EXTRACTED INFORMATION:
■ ■ ■

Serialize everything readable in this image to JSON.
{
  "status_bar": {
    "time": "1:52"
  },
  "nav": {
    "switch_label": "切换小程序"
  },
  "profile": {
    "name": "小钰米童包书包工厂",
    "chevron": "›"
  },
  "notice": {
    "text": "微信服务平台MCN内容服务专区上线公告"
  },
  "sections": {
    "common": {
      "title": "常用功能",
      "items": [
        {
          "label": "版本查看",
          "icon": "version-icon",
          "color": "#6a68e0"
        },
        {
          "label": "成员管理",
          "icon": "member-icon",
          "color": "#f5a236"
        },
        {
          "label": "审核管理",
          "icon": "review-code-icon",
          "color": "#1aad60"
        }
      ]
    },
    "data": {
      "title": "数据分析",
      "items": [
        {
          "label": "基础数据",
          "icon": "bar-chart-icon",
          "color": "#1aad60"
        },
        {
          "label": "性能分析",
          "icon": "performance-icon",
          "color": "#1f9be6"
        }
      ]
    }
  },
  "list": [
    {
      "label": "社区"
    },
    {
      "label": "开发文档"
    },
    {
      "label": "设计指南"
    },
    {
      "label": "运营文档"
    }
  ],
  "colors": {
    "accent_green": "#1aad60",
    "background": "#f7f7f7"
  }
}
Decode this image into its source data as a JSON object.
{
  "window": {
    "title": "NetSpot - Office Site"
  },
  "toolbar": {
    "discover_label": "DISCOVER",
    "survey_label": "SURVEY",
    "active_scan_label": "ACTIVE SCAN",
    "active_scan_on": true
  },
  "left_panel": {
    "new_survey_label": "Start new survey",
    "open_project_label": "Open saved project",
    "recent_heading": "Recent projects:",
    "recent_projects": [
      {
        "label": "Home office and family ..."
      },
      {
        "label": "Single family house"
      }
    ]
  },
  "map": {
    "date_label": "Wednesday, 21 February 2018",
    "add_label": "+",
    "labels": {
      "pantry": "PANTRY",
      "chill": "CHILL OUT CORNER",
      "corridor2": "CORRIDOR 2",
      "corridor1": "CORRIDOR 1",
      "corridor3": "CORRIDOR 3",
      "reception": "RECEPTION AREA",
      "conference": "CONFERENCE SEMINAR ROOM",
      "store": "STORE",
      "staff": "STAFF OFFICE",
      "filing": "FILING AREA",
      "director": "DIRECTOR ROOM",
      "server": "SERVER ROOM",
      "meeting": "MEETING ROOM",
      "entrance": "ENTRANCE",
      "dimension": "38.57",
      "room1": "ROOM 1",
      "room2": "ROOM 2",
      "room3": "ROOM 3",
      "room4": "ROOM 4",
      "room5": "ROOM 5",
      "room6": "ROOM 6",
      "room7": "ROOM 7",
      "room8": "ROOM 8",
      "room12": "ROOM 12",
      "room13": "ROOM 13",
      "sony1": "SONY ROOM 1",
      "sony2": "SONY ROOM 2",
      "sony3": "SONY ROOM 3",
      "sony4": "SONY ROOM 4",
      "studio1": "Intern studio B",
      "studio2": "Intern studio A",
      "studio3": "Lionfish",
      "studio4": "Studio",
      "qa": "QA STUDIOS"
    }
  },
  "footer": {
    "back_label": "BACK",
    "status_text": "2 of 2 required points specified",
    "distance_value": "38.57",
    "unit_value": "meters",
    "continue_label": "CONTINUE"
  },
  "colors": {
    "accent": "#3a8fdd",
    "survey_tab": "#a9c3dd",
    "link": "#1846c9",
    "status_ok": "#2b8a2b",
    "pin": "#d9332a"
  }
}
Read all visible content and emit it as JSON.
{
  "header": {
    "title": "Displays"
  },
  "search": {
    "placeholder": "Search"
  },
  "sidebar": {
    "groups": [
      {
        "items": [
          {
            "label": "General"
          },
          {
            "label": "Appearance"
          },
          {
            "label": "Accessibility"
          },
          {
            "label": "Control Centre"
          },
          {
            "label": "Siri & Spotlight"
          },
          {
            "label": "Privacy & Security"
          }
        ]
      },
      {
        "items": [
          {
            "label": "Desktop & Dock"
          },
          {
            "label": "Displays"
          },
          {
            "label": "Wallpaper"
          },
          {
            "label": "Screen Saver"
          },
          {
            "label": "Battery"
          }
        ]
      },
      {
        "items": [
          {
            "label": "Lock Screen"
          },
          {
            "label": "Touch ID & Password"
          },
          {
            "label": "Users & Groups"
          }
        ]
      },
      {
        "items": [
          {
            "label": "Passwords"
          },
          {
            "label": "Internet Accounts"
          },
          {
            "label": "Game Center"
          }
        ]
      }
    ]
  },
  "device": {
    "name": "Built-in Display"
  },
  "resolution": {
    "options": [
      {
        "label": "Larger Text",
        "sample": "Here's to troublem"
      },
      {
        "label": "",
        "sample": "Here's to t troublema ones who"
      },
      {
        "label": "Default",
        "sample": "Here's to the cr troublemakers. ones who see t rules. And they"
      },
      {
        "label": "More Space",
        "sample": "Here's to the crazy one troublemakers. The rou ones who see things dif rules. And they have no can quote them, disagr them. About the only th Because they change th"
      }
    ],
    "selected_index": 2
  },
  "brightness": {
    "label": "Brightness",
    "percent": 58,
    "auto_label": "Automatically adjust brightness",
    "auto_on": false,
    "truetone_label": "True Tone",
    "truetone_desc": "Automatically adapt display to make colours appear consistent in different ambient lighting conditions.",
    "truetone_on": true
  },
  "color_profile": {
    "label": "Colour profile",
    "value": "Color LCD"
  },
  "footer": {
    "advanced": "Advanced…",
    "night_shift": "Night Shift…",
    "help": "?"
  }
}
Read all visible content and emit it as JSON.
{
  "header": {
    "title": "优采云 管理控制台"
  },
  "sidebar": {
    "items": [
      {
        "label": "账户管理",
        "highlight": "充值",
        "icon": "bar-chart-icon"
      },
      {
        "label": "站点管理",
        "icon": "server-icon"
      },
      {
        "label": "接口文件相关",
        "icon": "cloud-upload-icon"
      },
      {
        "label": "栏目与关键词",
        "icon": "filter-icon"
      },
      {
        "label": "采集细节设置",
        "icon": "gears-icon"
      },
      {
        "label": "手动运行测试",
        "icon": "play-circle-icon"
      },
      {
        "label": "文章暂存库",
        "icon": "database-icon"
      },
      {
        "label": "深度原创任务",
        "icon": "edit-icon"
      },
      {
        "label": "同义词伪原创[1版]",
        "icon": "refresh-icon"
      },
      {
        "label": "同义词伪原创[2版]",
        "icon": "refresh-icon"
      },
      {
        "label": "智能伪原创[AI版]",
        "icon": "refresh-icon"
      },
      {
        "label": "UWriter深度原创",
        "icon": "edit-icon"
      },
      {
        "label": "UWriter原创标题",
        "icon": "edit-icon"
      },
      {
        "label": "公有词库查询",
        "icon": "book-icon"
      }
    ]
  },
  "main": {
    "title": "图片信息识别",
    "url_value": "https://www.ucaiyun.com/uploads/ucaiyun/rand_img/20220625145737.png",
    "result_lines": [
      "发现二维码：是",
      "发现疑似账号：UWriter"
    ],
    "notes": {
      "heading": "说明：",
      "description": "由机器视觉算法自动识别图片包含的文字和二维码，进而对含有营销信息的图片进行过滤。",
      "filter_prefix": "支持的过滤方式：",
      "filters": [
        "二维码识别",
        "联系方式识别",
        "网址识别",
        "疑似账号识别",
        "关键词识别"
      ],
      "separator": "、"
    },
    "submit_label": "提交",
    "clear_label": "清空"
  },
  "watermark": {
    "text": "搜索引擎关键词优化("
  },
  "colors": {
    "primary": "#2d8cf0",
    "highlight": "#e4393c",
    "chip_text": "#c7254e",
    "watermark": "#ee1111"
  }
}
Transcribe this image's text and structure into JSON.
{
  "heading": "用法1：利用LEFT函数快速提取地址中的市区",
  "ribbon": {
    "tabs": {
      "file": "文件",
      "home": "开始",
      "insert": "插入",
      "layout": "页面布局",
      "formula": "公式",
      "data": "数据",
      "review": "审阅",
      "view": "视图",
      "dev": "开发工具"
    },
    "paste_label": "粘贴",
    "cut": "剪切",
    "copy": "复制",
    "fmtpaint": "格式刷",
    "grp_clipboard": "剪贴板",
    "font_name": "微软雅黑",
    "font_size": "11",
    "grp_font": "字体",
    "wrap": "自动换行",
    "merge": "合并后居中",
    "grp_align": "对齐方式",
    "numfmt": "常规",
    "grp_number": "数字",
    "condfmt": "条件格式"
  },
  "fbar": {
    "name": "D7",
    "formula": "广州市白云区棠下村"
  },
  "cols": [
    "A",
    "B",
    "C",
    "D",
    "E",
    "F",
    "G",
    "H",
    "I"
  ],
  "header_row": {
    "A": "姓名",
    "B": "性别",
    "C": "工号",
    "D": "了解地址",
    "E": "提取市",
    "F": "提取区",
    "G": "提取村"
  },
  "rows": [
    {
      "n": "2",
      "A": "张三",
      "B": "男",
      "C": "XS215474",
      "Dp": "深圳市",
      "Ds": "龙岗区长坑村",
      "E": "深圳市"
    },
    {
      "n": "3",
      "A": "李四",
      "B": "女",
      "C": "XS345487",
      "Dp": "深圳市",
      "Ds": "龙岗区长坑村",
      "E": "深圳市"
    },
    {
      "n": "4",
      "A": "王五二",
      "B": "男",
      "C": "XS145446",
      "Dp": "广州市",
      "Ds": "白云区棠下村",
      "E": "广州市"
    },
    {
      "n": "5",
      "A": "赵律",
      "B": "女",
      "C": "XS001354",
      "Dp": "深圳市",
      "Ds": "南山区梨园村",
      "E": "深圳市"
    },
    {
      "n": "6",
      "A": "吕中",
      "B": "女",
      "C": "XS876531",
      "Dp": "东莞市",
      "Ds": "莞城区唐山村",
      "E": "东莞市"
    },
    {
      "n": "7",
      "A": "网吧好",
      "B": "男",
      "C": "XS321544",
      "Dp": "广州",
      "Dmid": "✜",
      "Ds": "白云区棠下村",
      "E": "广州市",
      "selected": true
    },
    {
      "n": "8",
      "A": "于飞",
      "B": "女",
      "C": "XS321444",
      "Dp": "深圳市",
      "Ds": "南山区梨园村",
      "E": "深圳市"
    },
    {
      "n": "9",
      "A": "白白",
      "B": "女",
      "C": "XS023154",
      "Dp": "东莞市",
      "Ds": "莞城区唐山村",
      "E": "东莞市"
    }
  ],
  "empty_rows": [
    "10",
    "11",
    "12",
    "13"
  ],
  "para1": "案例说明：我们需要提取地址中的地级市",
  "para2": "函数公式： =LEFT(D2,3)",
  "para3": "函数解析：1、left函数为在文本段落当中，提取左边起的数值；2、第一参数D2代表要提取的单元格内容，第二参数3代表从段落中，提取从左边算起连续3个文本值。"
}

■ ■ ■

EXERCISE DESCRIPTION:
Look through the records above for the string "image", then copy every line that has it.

EXPECTED OUTPUT:
Serialize everything readable in this image to JSON.
Decode this image into its source data as a JSON object.
Transcribe this image's text and structure into JSON.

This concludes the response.